Are the annual season tickets being extended by the time closed?
A festive HMS Warrior 1860 taking centre stage in the night Portsmouth skyline. www.shaunroster.com/Aerial/Portsmouth-Historic-Dockyard/
I found this historic admission ticket today in my photo / holiday album. How times have changed!!! Passport ticket: Historic Dockyard dated september 1997. Great memories!!!
😂
If only we lived closer. We'd be there all the time. Love Portsmouth harbour.
Today my son had his 7th Birthday Party. At laser quest in action stations. He had a fantastic time and the staff were brilliant. We will definitely be back. Thank you for a stress free party!
To the immortal memory of Admiral Lord Nelson and those who died with him.
My family and I visited the dockyards recently, but it would seem that access to England's history belongs to those who can afford it. I think it's a disgrace the prices that people are being asked to pay to visit what should be open to everyone. It's possible to view the Victory from the outside, very impressive I have to admit and I'm happy to have seen it, but didn't go aboard as ridiculously expensive for our family. Didn't get into see the Marie Rose either or any of the museums, again the price for a family is very off putting. I can understand that the upkeep of this historical place is expensive, but everyone is entitled to be able to visit it, not just those who can afford it. Would I recommend a visit here? Not for the prices that are being asked. Shame !

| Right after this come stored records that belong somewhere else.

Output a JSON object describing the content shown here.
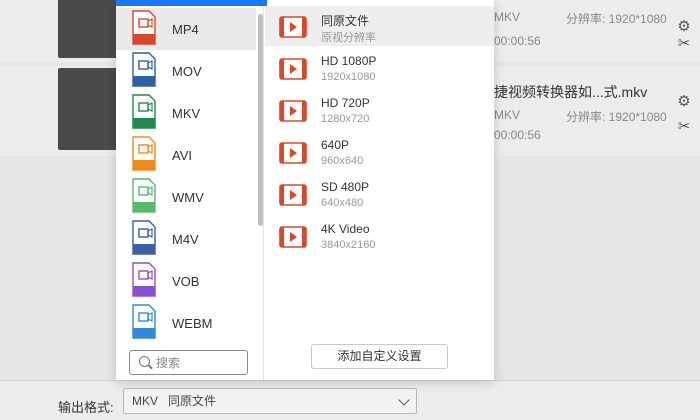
{
  "background_rows": [
    {
      "meta1": "MKV",
      "meta2": "分辨率: 1920*1080",
      "time": "00:00:56"
    },
    {
      "name": "捷视频转换器如...式.mkv",
      "meta1": "MKV",
      "meta2": "分辨率: 1920*1080",
      "time": "00:00:56"
    }
  ],
  "output": {
    "label": "输出格式:",
    "format": "MKV",
    "preset": "同原文件"
  },
  "formats": [
    {
      "label": "MP4",
      "color": "#d9482b"
    },
    {
      "label": "MOV",
      "color": "#2f5fa8"
    },
    {
      "label": "MKV",
      "color": "#1f8a4c"
    },
    {
      "label": "AVI",
      "color": "#f08a1c"
    },
    {
      "label": "WMV",
      "color": "#5bb86a"
    },
    {
      "label": "M4V",
      "color": "#3b5ea8"
    },
    {
      "label": "VOB",
      "color": "#8a4fd1"
    },
    {
      "label": "WEBM",
      "color": "#2e8ad8"
    }
  ],
  "resolutions": [
    {
      "name": "同原文件",
      "sub": "原视分辨率"
    },
    {
      "name": "HD 1080P",
      "sub": "1920x1080"
    },
    {
      "name": "HD 720P",
      "sub": "1280x720"
    },
    {
      "name": "640P",
      "sub": "960x640"
    },
    {
      "name": "SD 480P",
      "sub": "640x480"
    },
    {
      "name": "4K Video",
      "sub": "3840x2160"
    }
  ],
  "search": {
    "placeholder": "搜索"
  },
  "add_custom": "添加自定义设置",
  "colors": {
    "accent": "#1677ff",
    "video_icon_red": "#d9482b"
  }
}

Video created by Digital Creations for Mal Nicholson of H.M.S Historic Motor and Sail